Metuchen police Sgt. David Liantonio also reported an increase in the number of scams, including one in which the perpetrators drive around the neighborhood, knock on doors and say that a roof, chimney or driveway needs to be fixed.

“You let them in the house and they say that they fixed the roof or chimney, and all they did was throw water on the roof,” Liantonio said.

The majority of the scams, he said, involve people claiming that a person has won a large amount of money, but in order to receive the award, the recipient must first wire a small amount of money.

Another scam has the perpetrator pretending to represent a bank or company and sending a check greater than the amount that was due, he said. The scammer will ask the person to cash the check and send back the difference, but often the person will not wait for the check to clear and will send the difference with their own money.

“They find out that the check that they cashed is no good. But by the time that they find out, it’s too late,” Liantonio said.

South Brunswick police also report several types of fraud, often involving scammers posing as representatives of a government agency and stating that a person owes money, and that if it isn’t paid, he or she will be arrested.

“There are a handful of reports every week,” South Brunswick police Sgt. Jim Ryan said.

Police in Aberdeen and Jackson said there have not been any recent scams in their towns, but they instruct residents to report suspicious calls or activity.

“They can make us aware of it so that we can see if there is a trend that people should be made aware of,” Jackson police Lt. Steven Laskiewicz said.

According to Aberdeen police Detective Manny Carabel, past scams in the township have included people posing as IRS workers and asking for Social Security numbers. He also noted the lottery scam, which claims a person has won a large amount of money.

Law enforcement agencies at the municipal, county, state and federal levels work together to make sure residents are informed, often sending out reports to the media, posting alerts on their websites and educating the public through various seminars.

“The best way to work is to coordinate information. Just because you live in South Brunswick or Old Bridge, [doesn’t mean] the scammers know your geographic area.
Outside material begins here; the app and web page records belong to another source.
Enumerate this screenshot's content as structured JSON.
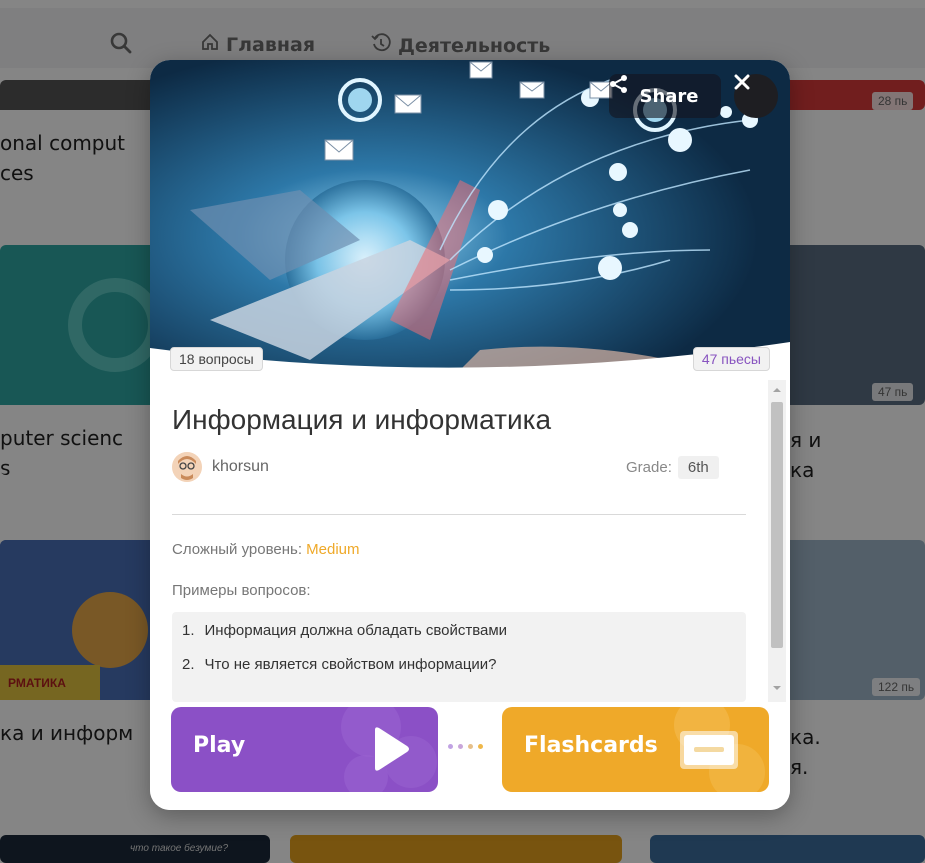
{
  "colors": {
    "primary_purple": "#8b50c6",
    "accent_orange": "#efa929",
    "plays_text": "#8854c0"
  },
  "background": {
    "nav": {
      "search_icon": "search-icon",
      "home_label": "Главная",
      "activity_label": "Деятельность"
    },
    "cards": [
      {
        "text": "onal comput\nces",
        "plays": "28 пь"
      },
      {
        "text": "puter scienc\ns",
        "plays": "47 пь"
      },
      {
        "text": "ка и информ",
        "plays": "122 пь"
      },
      {
        "text": "я и\nка"
      },
      {
        "text": "ка.\nя."
      }
    ],
    "thumbnail_texts": {
      "small_banner": "что такое безумие?",
      "matika": "РМАТИКА"
    }
  },
  "modal": {
    "share_label": "Share",
    "share_icon": "share-icon",
    "close_icon": "close-icon",
    "questions_count": "18 вопросы",
    "plays_count": "47 пьесы",
    "title": "Информация и информатика",
    "author": "khorsun",
    "grade_label": "Grade:",
    "grade_value": "6th",
    "difficulty_label": "Сложный уровень:",
    "difficulty_value": "Medium",
    "examples_label": "Примеры вопросов:",
    "questions": [
      {
        "num": "1.",
        "text": "Информация должна обладать свойствами"
      },
      {
        "num": "2.",
        "text": "Что не является свойством информации?"
      }
    ],
    "play_label": "Play",
    "flashcards_label": "Flashcards"
  }
}
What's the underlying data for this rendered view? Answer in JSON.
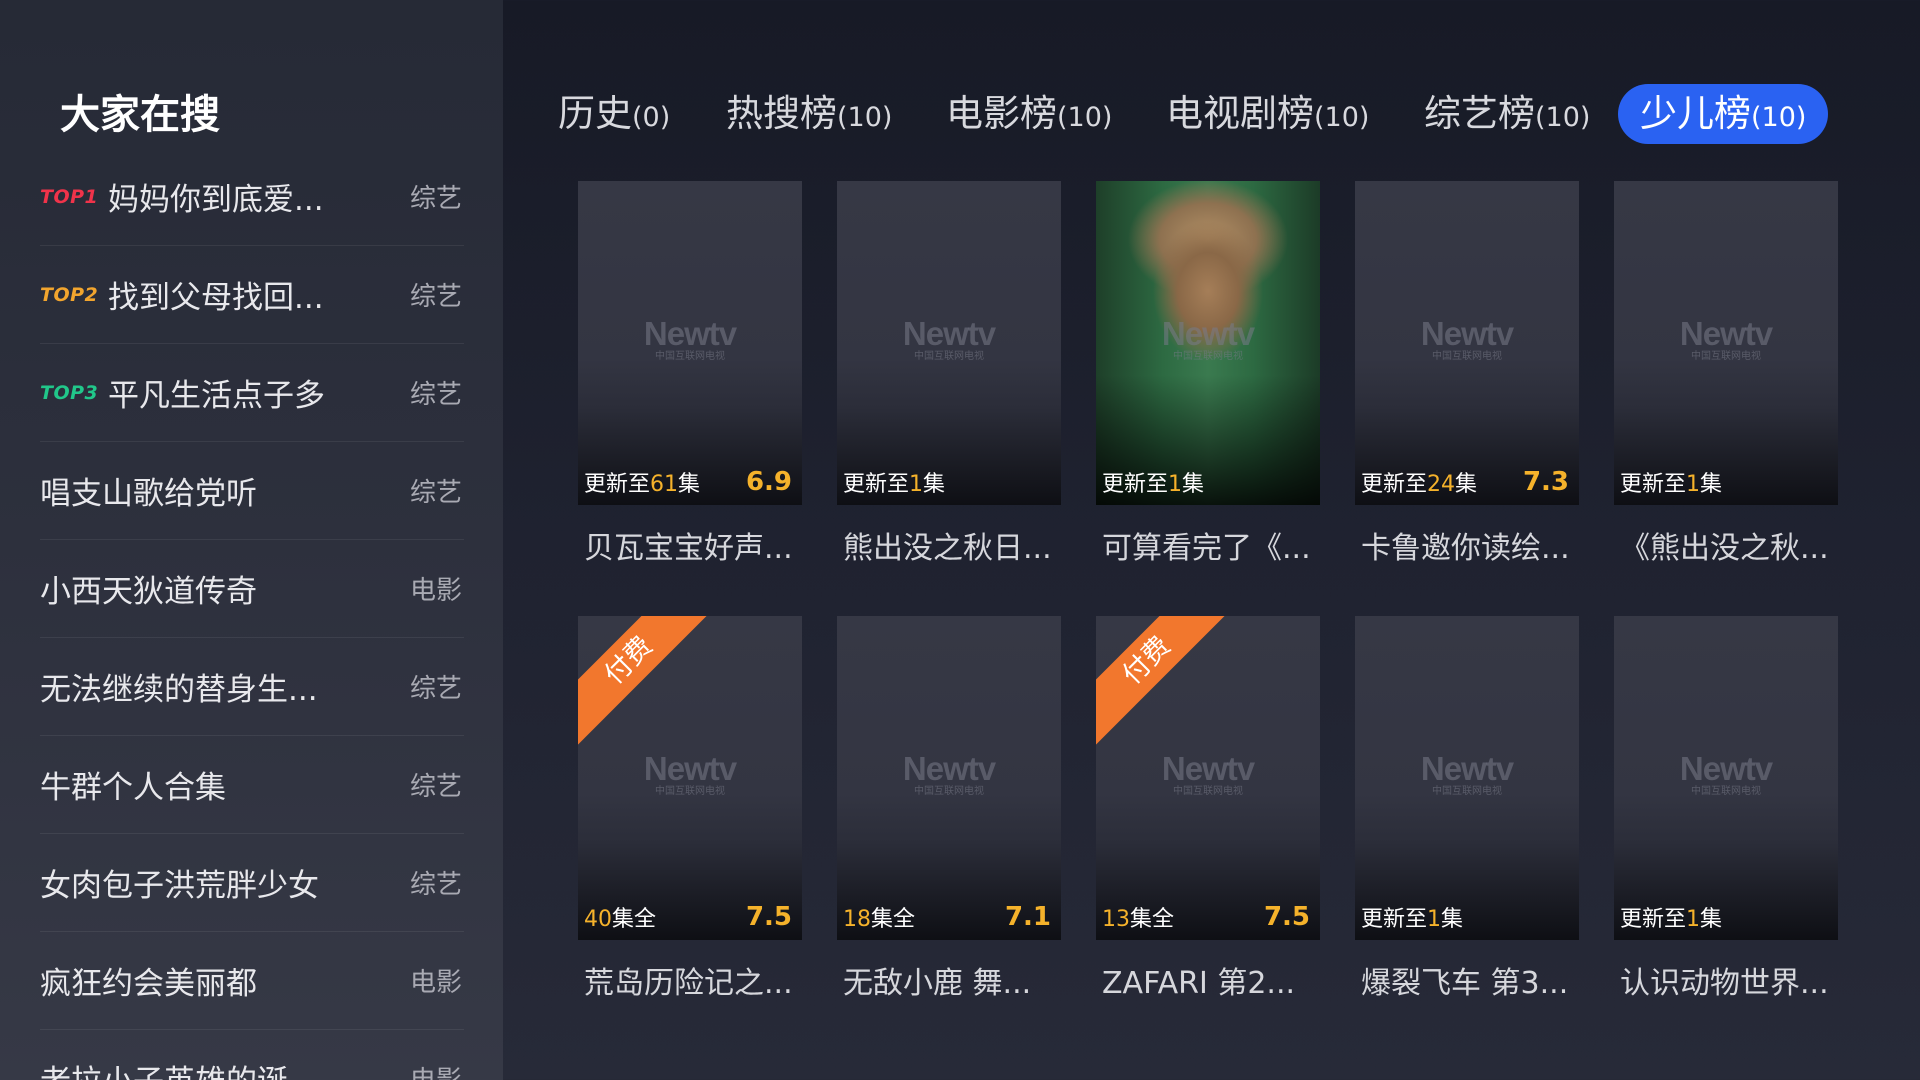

They just have your phone number,” Ryan said.

“If we can inform you about the trends and what is going on, you can take steps yourself to make sure you are not a victim.”

One common piece of advice police ask residents to remember: “If it seems too good to be true, it usually is.”